### Work task
Each entry below should be retyped exactly, with nothing omitted.

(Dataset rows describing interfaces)
______
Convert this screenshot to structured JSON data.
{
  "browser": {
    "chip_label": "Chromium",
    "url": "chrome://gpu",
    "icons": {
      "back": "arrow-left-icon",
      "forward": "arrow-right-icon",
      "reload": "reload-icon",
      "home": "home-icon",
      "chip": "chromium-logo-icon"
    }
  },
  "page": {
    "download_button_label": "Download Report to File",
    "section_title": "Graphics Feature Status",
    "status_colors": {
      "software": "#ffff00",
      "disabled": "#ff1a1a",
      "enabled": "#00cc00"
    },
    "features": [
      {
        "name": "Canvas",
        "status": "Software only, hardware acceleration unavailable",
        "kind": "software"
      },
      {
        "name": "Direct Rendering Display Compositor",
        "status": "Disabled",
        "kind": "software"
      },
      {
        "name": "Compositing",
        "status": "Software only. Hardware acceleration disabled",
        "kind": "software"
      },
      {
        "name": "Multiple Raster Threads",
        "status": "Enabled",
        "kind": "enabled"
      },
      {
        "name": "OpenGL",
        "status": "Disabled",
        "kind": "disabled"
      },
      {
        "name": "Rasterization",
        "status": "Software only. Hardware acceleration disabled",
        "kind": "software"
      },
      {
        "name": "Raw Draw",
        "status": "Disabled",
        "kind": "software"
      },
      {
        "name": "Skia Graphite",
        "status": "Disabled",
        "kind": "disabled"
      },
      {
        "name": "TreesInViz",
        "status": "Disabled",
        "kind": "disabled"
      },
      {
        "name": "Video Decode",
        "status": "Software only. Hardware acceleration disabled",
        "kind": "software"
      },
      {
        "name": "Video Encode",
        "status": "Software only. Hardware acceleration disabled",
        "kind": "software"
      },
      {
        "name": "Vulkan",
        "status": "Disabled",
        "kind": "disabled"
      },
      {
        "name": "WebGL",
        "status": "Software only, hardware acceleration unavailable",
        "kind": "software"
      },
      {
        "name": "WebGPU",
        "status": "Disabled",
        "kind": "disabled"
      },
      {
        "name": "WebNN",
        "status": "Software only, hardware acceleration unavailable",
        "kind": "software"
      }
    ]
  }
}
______
### Exercise response
Convert this screenshot to structured JSON data.
{
  "browser": {
    "chip_label": "Chromium",
    "url": "chrome://gpu",
    "icons": {
      "back": "arrow-left-icon",
      "forward": "arrow-right-icon",
      "reload": "reload-icon",
      "home": "home-icon",
      "chip": "chromium-logo-icon"
    }
  },
  "page": {
    "download_button_label": "Download Report to File",
    "section_title": "Graphics Feature Status",
    "status_colors": {
      "software": "#ffff00",
      "disabled": "#ff1a1a",
      "enabled": "#00cc00"
    },
    "features": [
      {
        "name": "Canvas",
        "status": "Software only, hardware acceleration unavailable",
        "kind": "software"
      },
      {
        "name": "Direct Rendering Display Compositor",
        "status": "Disabled",
        "kind": "software"
      },
      {
        "name": "Compositing",
        "status": "Software only. Hardware acceleration disabled",
        "kind": "software"
      },
      {
        "name": "Multiple Raster Threads",
        "status": "Enabled",
        "kind": "enabled"
      },
      {
        "name": "OpenGL",
        "status": "Disabled",
        "kind": "disabled"
      },
      {
        "name": "Rasterization",
        "status": "Software only. Hardware acceleration disabled",
        "kind": "software"
      },
      {
        "name": "Raw Draw",
        "status": "Disabled",
        "kind": "software"
      },
      {
        "name": "Skia Graphite",
        "status": "Disabled",
        "kind": "disabled"
      },
      {
        "name": "TreesInViz",
        "status": "Disabled",
        "kind": "disabled"
      },
      {
        "name": "Video Decode",
        "status": "Software only. Hardware acceleration disabled",
        "kind": "software"
      },
      {
        "name": "Video Encode",
        "status": "Software only. Hardware acceleration disabled",
        "kind": "software"
      },
      {
        "name": "Vulkan",
        "status": "Disabled",
        "kind": "disabled"
      },
      {
        "name": "WebGL",
        "status": "Software only, hardware acceleration unavailable",
        "kind": "software"
      },
      {
        "name": "WebGPU",
        "status": "Disabled",
        "kind": "disabled"
      },
      {
        "name": "WebNN",
        "status": "Software only, hardware acceleration unavailable",
        "kind": "software"
      }
    ]
  }
}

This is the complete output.